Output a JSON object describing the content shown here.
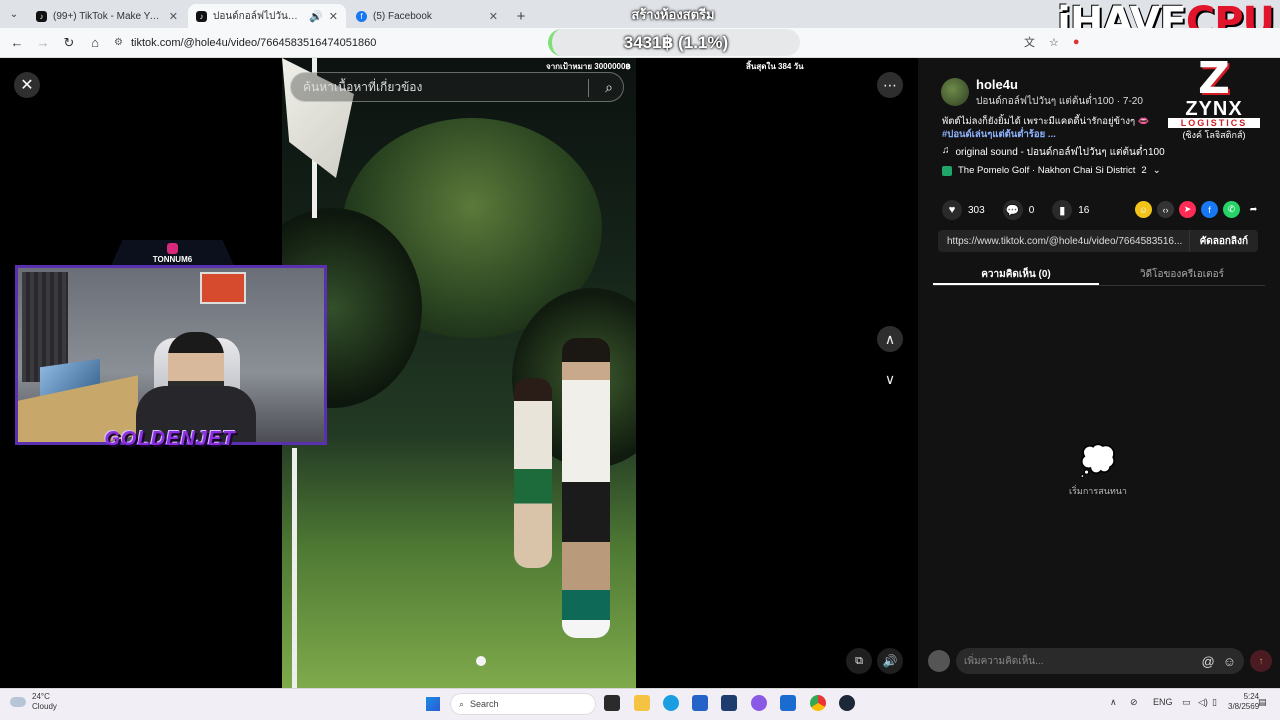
{
  "browser": {
    "tabs": [
      {
        "title": "(99+) TikTok - Make Your Day",
        "active": false
      },
      {
        "title": "ปอนด์กอล์ฟไปวันๆ แต่ต้นต่ำ100",
        "active": true
      },
      {
        "title": "(5) Facebook",
        "active": false
      }
    ],
    "url": "tiktok.com/@hole4u/video/7664583516474051860"
  },
  "stream_overlay": {
    "top_title": "สร้างห้องสตรีม",
    "brand_a": "iHAVE",
    "brand_b": "CPU",
    "donation": "3431฿ (1.1%)",
    "goal_text": "จากเป้าหมาย 3000000฿",
    "days_left": "สิ้นสุดใน 384 วัน",
    "cam_name": "TONNUM6",
    "cam_logo": "GOLDENJET",
    "sponsor_big": "Z",
    "sponsor_name": "ZYNX",
    "sponsor_sub": "LOGISTICS",
    "sponsor_thai": "(ซิงค์ โลจิสติกส์)"
  },
  "video": {
    "search_placeholder": "ค้นหาเนื้อหาที่เกี่ยวข้อง"
  },
  "post": {
    "username": "hole4u",
    "subtitle": "ปอนด์กอล์ฟไปวันๆ แต่ต้นต่ำ100 · 7-20",
    "description": "พัตต์ไม่ลงก็ยังยิ้มได้ เพราะมีแคดดี้น่ารักอยู่ข้างๆ 👄",
    "hashtag": "#ปอนด์เล่นๆแต่ต้นต่ำร้อย ...",
    "music": "original sound - ปอนด์กอล์ฟไปวันๆ แต่ต้นต่ำ100",
    "location": "The Pomelo Golf · Nakhon Chai Si District",
    "location_count": "2",
    "likes": "303",
    "comments": "0",
    "saves": "16",
    "link": "https://www.tiktok.com/@hole4u/video/7664583516...",
    "copy_label": "คัดลอกลิงก์",
    "tab_comments": "ความคิดเห็น (0)",
    "tab_creator": "วิดีโอของครีเอเตอร์",
    "empty_text": "เริ่มการสนทนา",
    "comment_placeholder": "เพิ่มความคิดเห็น..."
  },
  "taskbar": {
    "temp": "24°C",
    "weather": "Cloudy",
    "search": "Search",
    "lang": "ENG",
    "time": "5:24",
    "date": "3/8/2569"
  }
}
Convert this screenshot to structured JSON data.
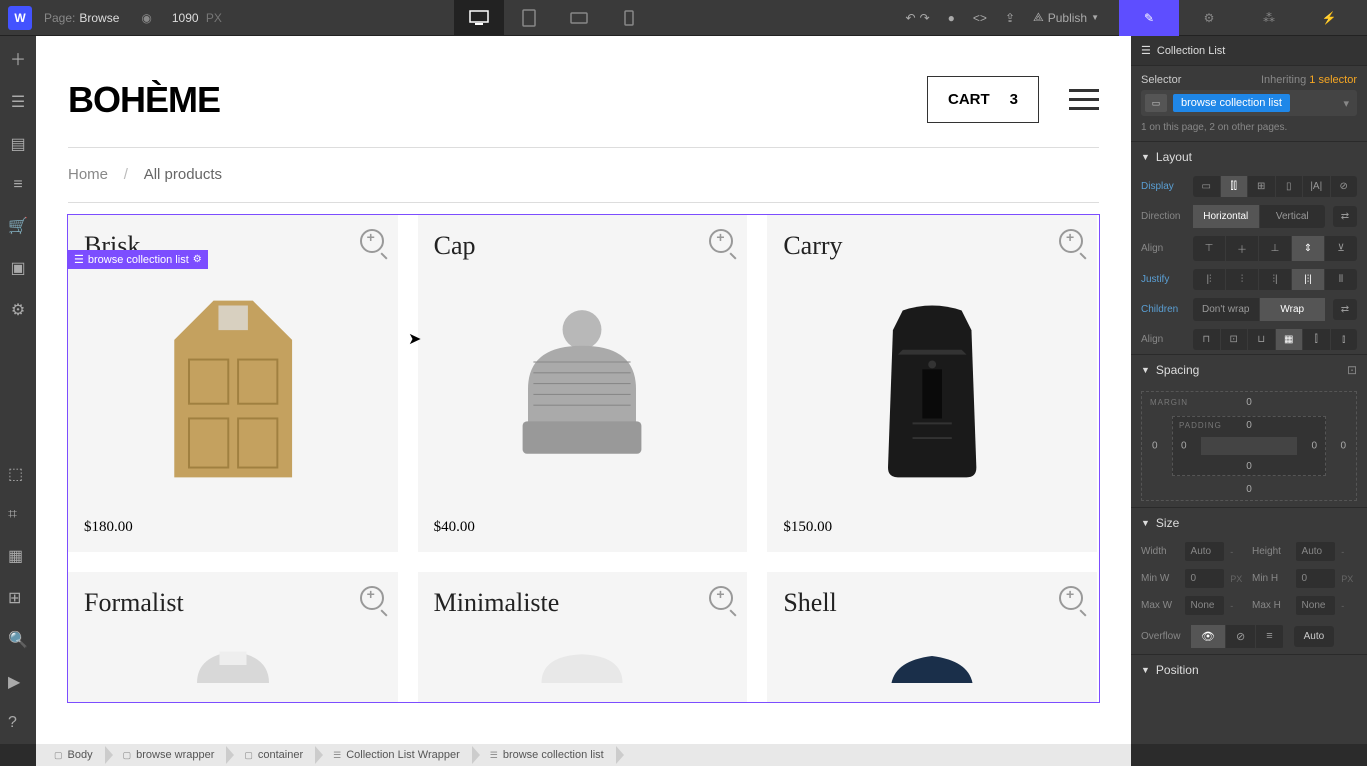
{
  "toolbar": {
    "page_label": "Page:",
    "page_name": "Browse",
    "width": "1090",
    "width_unit": "PX",
    "publish": "Publish"
  },
  "panel_tabs": [
    "brush",
    "settings",
    "effects",
    "interactions"
  ],
  "site": {
    "brand": "BOHÈME",
    "cart_label": "CART",
    "cart_count": "3",
    "breadcrumb_home": "Home",
    "breadcrumb_all": "All products"
  },
  "collection_tag": "browse collection list",
  "products": [
    {
      "name": "Brisk",
      "price": "$180.00"
    },
    {
      "name": "Cap",
      "price": "$40.00"
    },
    {
      "name": "Carry",
      "price": "$150.00"
    },
    {
      "name": "Formalist",
      "price": ""
    },
    {
      "name": "Minimaliste",
      "price": ""
    },
    {
      "name": "Shell",
      "price": ""
    }
  ],
  "right": {
    "header": "Collection List",
    "selector_label": "Selector",
    "inheriting": "Inheriting",
    "inherit_count": "1 selector",
    "chip": "browse collection list",
    "count_text": "1 on this page, 2 on other pages.",
    "layout": {
      "title": "Layout",
      "display": "Display",
      "direction": "Direction",
      "direction_options": [
        "Horizontal",
        "Vertical"
      ],
      "align": "Align",
      "justify": "Justify",
      "children": "Children",
      "children_options": [
        "Don't wrap",
        "Wrap"
      ],
      "align2": "Align"
    },
    "spacing": {
      "title": "Spacing",
      "margin": "MARGIN",
      "padding": "PADDING",
      "m_top": "0",
      "m_right": "0",
      "m_bottom": "0",
      "m_left": "0",
      "p_top": "0",
      "p_right": "0",
      "p_bottom": "0",
      "p_left": "0"
    },
    "size": {
      "title": "Size",
      "width": "Width",
      "height": "Height",
      "minw": "Min W",
      "minh": "Min H",
      "maxw": "Max W",
      "maxh": "Max H",
      "auto": "Auto",
      "zero": "0",
      "none": "None",
      "dash": "-",
      "px": "PX",
      "overflow": "Overflow",
      "overflow_auto": "Auto"
    },
    "position": {
      "title": "Position"
    }
  },
  "bottom_crumb": [
    "Body",
    "browse wrapper",
    "container",
    "Collection List Wrapper",
    "browse collection list"
  ]
}
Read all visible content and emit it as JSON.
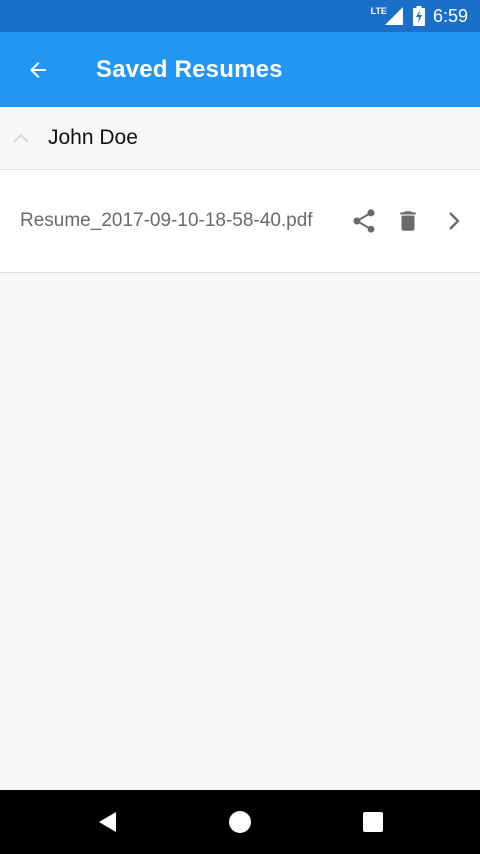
{
  "status_bar": {
    "network": "LTE",
    "time": "6:59"
  },
  "app_bar": {
    "back_icon": "arrow-back-icon",
    "title": "Saved Resumes"
  },
  "group": {
    "name": "John Doe",
    "expanded": true
  },
  "files": [
    {
      "name": "Resume_2017-09-10-18-58-40.pdf",
      "actions": [
        "share-icon",
        "delete-icon",
        "chevron-right-icon"
      ]
    }
  ],
  "nav_bar": {
    "buttons": [
      "back-triangle-icon",
      "home-circle-icon",
      "recents-square-icon"
    ]
  },
  "colors": {
    "status_bar": "#1a6fc8",
    "app_bar": "#2196f3",
    "background": "#f7f7f9",
    "row_background": "#ffffff",
    "icon_gray": "#6a6a6a"
  }
}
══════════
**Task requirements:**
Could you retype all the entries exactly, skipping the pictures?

**Solution to this exercise:**
Output a JSON object describing the content shown here.
{
  "browser": {
    "tabs": [
      {
        "title": "(99+) TikTok - Make Your Day",
        "active": false
      },
      {
        "title": "ปอนด์กอล์ฟไปวันๆ แต่ต้นต่ำ100",
        "active": true
      },
      {
        "title": "(5) Facebook",
        "active": false
      }
    ],
    "url": "tiktok.com/@hole4u/video/7664583516474051860"
  },
  "stream_overlay": {
    "top_title": "สร้างห้องสตรีม",
    "brand_a": "iHAVE",
    "brand_b": "CPU",
    "donation": "3431฿ (1.1%)",
    "goal_text": "จากเป้าหมาย 3000000฿",
    "days_left": "สิ้นสุดใน 384 วัน",
    "cam_name": "TONNUM6",
    "cam_logo": "GOLDENJET",
    "sponsor_big": "Z",
    "sponsor_name": "ZYNX",
    "sponsor_sub": "LOGISTICS",
    "sponsor_thai": "(ซิงค์ โลจิสติกส์)"
  },
  "video": {
    "search_placeholder": "ค้นหาเนื้อหาที่เกี่ยวข้อง"
  },
  "post": {
    "username": "hole4u",
    "subtitle": "ปอนด์กอล์ฟไปวันๆ แต่ต้นต่ำ100 · 7-20",
    "description": "พัตต์ไม่ลงก็ยังยิ้มได้ เพราะมีแคดดี้น่ารักอยู่ข้างๆ 👄",
    "hashtag": "#ปอนด์เล่นๆแต่ต้นต่ำร้อย ...",
    "music": "original sound - ปอนด์กอล์ฟไปวันๆ แต่ต้นต่ำ100",
    "location": "The Pomelo Golf · Nakhon Chai Si District",
    "location_count": "2",
    "likes": "303",
    "comments": "0",
    "saves": "16",
    "link": "https://www.tiktok.com/@hole4u/video/7664583516...",
    "copy_label": "คัดลอกลิงก์",
    "tab_comments": "ความคิดเห็น (0)",
    "tab_creator": "วิดีโอของครีเอเตอร์",
    "empty_text": "เริ่มการสนทนา",
    "comment_placeholder": "เพิ่มความคิดเห็น..."
  },
  "taskbar": {
    "temp": "24°C",
    "weather": "Cloudy",
    "search": "Search",
    "lang": "ENG",
    "time": "5:24",
    "date": "3/8/2569"
  }
}
Convert this screenshot to structured JSON data.
{
  "toolbar": {
    "page_label": "Page:",
    "page_name": "Browse",
    "width": "1090",
    "width_unit": "PX",
    "publish": "Publish"
  },
  "panel_tabs": [
    "brush",
    "settings",
    "effects",
    "interactions"
  ],
  "site": {
    "brand": "BOHÈME",
    "cart_label": "CART",
    "cart_count": "3",
    "breadcrumb_home": "Home",
    "breadcrumb_all": "All products"
  },
  "collection_tag": "browse collection list",
  "products": [
    {
      "name": "Brisk",
      "price": "$180.00"
    },
    {
      "name": "Cap",
      "price": "$40.00"
    },
    {
      "name": "Carry",
      "price": "$150.00"
    },
    {
      "name": "Formalist",
      "price": ""
    },
    {
      "name": "Minimaliste",
      "price": ""
    },
    {
      "name": "Shell",
      "price": ""
    }
  ],
  "right": {
    "header": "Collection List",
    "selector_label": "Selector",
    "inheriting": "Inheriting",
    "inherit_count": "1 selector",
    "chip": "browse collection list",
    "count_text": "1 on this page, 2 on other pages.",
    "layout": {
      "title": "Layout",
      "display": "Display",
      "direction": "Direction",
      "direction_options": [
        "Horizontal",
        "Vertical"
      ],
      "align": "Align",
      "justify": "Justify",
      "children": "Children",
      "children_options": [
        "Don't wrap",
        "Wrap"
      ],
      "align2": "Align"
    },
    "spacing": {
      "title": "Spacing",
      "margin": "MARGIN",
      "padding": "PADDING",
      "m_top": "0",
      "m_right": "0",
      "m_bottom": "0",
      "m_left": "0",
      "p_top": "0",
      "p_right": "0",
      "p_bottom": "0",
      "p_left": "0"
    },
    "size": {
      "title": "Size",
      "width": "Width",
      "height": "Height",
      "minw": "Min W",
      "minh": "Min H",
      "maxw": "Max W",
      "maxh": "Max H",
      "auto": "Auto",
      "zero": "0",
      "none": "None",
      "dash": "-",
      "px": "PX",
      "overflow": "Overflow",
      "overflow_auto": "Auto"
    },
    "position": {
      "title": "Position"
    }
  },
  "bottom_crumb": [
    "Body",
    "browse wrapper",
    "container",
    "Collection List Wrapper",
    "browse collection list"
  ]
}
Read all visible content and emit it as JSON.
{
  "status_bar": {
    "network": "LTE",
    "time": "6:59"
  },
  "app_bar": {
    "back_icon": "arrow-back-icon",
    "title": "Saved Resumes"
  },
  "group": {
    "name": "John Doe",
    "expanded": true
  },
  "files": [
    {
      "name": "Resume_2017-09-10-18-58-40.pdf",
      "actions": [
        "share-icon",
        "delete-icon",
        "chevron-right-icon"
      ]
    }
  ],
  "nav_bar": {
    "buttons": [
      "back-triangle-icon",
      "home-circle-icon",
      "recents-square-icon"
    ]
  },
  "colors": {
    "status_bar": "#1a6fc8",
    "app_bar": "#2196f3",
    "background": "#f7f7f9",
    "row_background": "#ffffff",
    "icon_gray": "#6a6a6a"
  }
}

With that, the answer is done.